Defense Department leaders placed unusual restrictions on the National Guard for the day of the Capitol riot and delayed sending help for hours despite an urgent plea from police for reinforcement, according to testimony Wednesday that added to the finger-pointing about the government response.
Maj. Gen. William Walker, commanding general of the District of Columbia National Guard, told senators that the then-chief of the Capitol Police requested military support in a “voice cracking with emotion” in a 1:49 p.m. call as rioters began pushing toward the Capitol. Walker said he immediately relayed the request to the Army but did not learn until 5:08 p.m. that the Defense Department had approved it. Guard troops who had been waiting on buses were then rushed to the Capitol, arriving in 18 minutes, Walker said.
The hourslong delay cost the National Guard precious minutes in the early hours of the rioting. Walker said he could have sent personnel within 20 minutes of getting approval. It also stood in contrast to the immediate authorization for National Guard support that Walker said was granted in response to the civil unrest that roiled America last spring as an outgrowth of racial justice protests.
Mindful of criticism that the response to those demonstrations was heavy-handed, military officials expressed concern about the optics of a substantial National Guard presence at the Capitol, as well as concerned that such visuals could inflame the rioters, Walker said.
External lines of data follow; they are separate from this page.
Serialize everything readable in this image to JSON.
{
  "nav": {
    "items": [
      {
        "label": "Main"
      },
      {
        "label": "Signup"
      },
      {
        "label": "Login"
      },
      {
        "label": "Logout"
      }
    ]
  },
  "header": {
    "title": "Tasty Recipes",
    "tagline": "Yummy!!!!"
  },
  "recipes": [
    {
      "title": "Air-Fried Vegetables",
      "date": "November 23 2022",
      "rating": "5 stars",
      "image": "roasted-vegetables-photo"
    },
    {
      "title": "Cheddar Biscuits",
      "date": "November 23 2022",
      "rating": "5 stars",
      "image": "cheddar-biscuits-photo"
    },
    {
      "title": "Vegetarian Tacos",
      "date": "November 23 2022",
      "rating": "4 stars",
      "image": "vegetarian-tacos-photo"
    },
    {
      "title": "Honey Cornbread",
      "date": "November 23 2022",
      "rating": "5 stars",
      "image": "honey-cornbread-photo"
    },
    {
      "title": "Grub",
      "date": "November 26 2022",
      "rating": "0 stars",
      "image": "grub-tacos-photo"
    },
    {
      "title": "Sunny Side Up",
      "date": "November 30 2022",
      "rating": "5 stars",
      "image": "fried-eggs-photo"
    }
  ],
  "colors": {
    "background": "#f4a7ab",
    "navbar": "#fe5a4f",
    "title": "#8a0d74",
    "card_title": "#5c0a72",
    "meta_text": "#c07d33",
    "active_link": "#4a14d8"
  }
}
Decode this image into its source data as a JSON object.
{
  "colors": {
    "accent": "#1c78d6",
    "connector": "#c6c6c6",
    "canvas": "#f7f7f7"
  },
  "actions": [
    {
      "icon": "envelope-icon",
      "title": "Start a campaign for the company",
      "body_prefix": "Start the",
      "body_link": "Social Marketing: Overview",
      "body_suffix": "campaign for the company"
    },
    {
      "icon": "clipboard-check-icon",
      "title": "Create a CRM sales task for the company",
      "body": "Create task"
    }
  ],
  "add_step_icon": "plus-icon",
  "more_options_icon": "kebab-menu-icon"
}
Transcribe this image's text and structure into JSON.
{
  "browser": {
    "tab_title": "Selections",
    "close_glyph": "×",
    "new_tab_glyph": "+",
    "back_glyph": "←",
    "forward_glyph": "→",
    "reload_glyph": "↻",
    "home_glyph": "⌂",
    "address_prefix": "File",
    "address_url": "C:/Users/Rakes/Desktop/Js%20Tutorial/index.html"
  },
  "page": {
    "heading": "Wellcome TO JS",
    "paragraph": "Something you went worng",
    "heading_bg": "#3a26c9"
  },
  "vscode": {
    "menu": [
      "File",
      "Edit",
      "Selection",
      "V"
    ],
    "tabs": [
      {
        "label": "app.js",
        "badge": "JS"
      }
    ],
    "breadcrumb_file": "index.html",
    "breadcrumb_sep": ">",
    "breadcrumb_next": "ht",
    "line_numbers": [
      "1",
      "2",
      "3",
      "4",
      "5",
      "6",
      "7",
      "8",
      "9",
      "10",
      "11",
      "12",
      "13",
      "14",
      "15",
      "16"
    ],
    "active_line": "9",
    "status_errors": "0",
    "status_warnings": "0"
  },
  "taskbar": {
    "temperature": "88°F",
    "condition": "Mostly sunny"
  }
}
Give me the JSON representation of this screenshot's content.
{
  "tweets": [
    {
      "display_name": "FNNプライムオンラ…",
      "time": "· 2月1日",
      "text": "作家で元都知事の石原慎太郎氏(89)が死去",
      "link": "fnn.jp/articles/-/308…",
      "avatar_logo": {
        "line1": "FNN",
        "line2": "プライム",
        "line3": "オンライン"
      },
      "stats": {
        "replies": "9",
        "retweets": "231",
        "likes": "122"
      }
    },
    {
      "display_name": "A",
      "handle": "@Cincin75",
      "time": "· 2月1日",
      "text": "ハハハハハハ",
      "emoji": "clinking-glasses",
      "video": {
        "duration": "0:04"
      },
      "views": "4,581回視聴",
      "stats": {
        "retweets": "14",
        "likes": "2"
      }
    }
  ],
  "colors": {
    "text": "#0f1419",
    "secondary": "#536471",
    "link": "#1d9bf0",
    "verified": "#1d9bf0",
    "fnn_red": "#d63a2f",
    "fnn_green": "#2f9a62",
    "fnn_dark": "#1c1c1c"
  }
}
Another military official who testified said that then-acting Defense Secretary Chris Miller wanted to make the decisions of how the National Guard was used following criticism last spring.
“The Army senior leadership” expressed to officials on the call “that it would not be their best military advice to have uniformed Guardsmen on the Capitol,” Walker said.
Source: Associated Press – ERIC TUCKER and MARY CLARE JALONICK